> [WHAT YOU WILL DO]:
Your task is to copy every line of the entries that contains "size".

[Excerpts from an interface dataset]
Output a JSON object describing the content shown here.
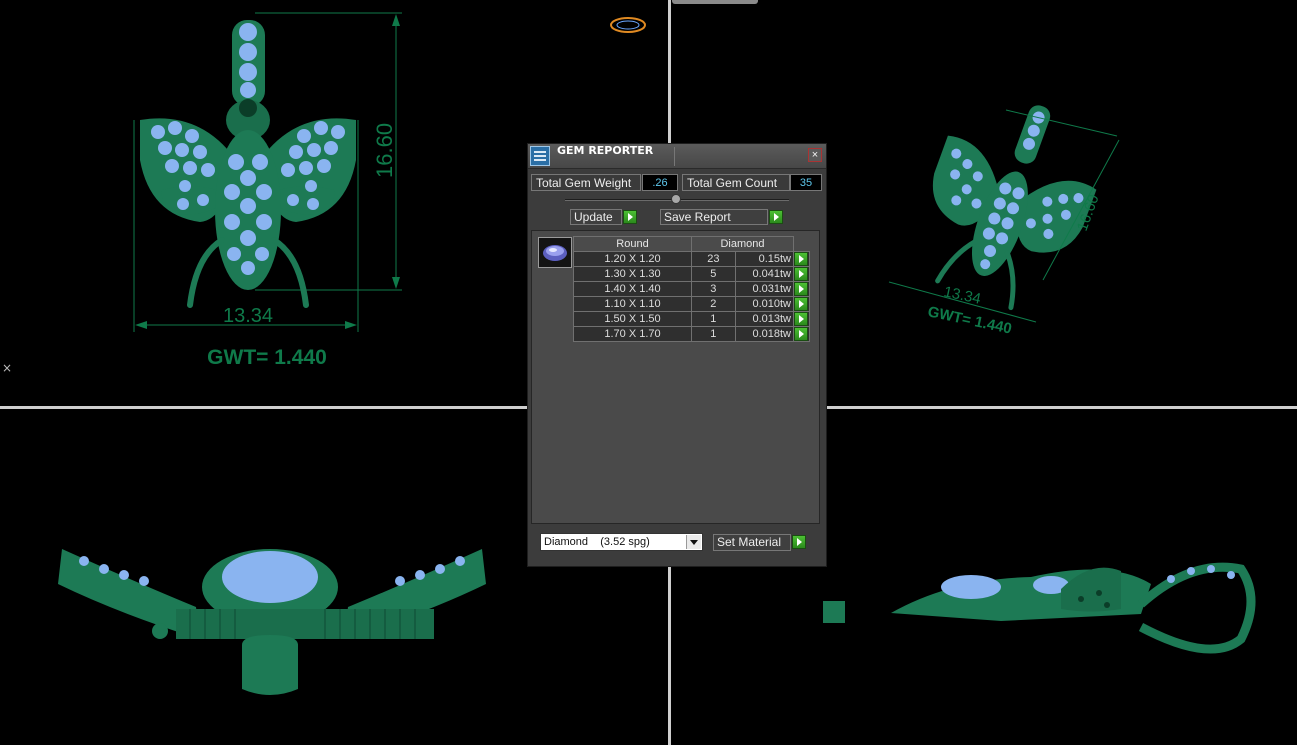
{
  "viewports": {
    "front": {
      "width_dim": "13.34",
      "height_dim": "16.60",
      "gwt": "GWT= 1.440"
    },
    "perspective": {
      "width_dim": "13.34",
      "height_dim": "16.60",
      "gwt": "GWT= 1.440"
    }
  },
  "close_mark": "×",
  "dialog": {
    "title": "GEM REPORTER",
    "close": "×",
    "total_weight_label": "Total Gem Weight",
    "total_weight_value": ".26",
    "total_count_label": "Total Gem Count",
    "total_count_value": "35",
    "update_label": "Update",
    "save_label": "Save Report",
    "table": {
      "headers": [
        "Round",
        "Diamond"
      ],
      "rows": [
        {
          "size": "1.20 X 1.20",
          "count": "23",
          "weight": "0.15tw"
        },
        {
          "size": "1.30 X 1.30",
          "count": "5",
          "weight": "0.041tw"
        },
        {
          "size": "1.40 X 1.40",
          "count": "3",
          "weight": "0.031tw"
        },
        {
          "size": "1.10 X 1.10",
          "count": "2",
          "weight": "0.010tw"
        },
        {
          "size": "1.50 X 1.50",
          "count": "1",
          "weight": "0.013tw"
        },
        {
          "size": "1.70 X 1.70",
          "count": "1",
          "weight": "0.018tw"
        }
      ]
    },
    "material_select": "Diamond    (3.52 spg)",
    "set_material_label": "Set Material"
  },
  "icons": [
    "gem-thumbnail-icon",
    "play-arrow-icon",
    "dropdown-arrow-icon",
    "close-icon"
  ],
  "colors": {
    "metal": "#1d7a55",
    "gem": "#8ab4f0",
    "dimension": "#0f7a4a",
    "viewport_divider": "#cfcfcf"
  }
}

> [ANSWER AREA]:
          "size": "1.20 X 1.20",
          "size": "1.30 X 1.30",
          "size": "1.40 X 1.40",
          "size": "1.10 X 1.10",
          "size": "1.50 X 1.50",
          "size": "1.70 X 1.70",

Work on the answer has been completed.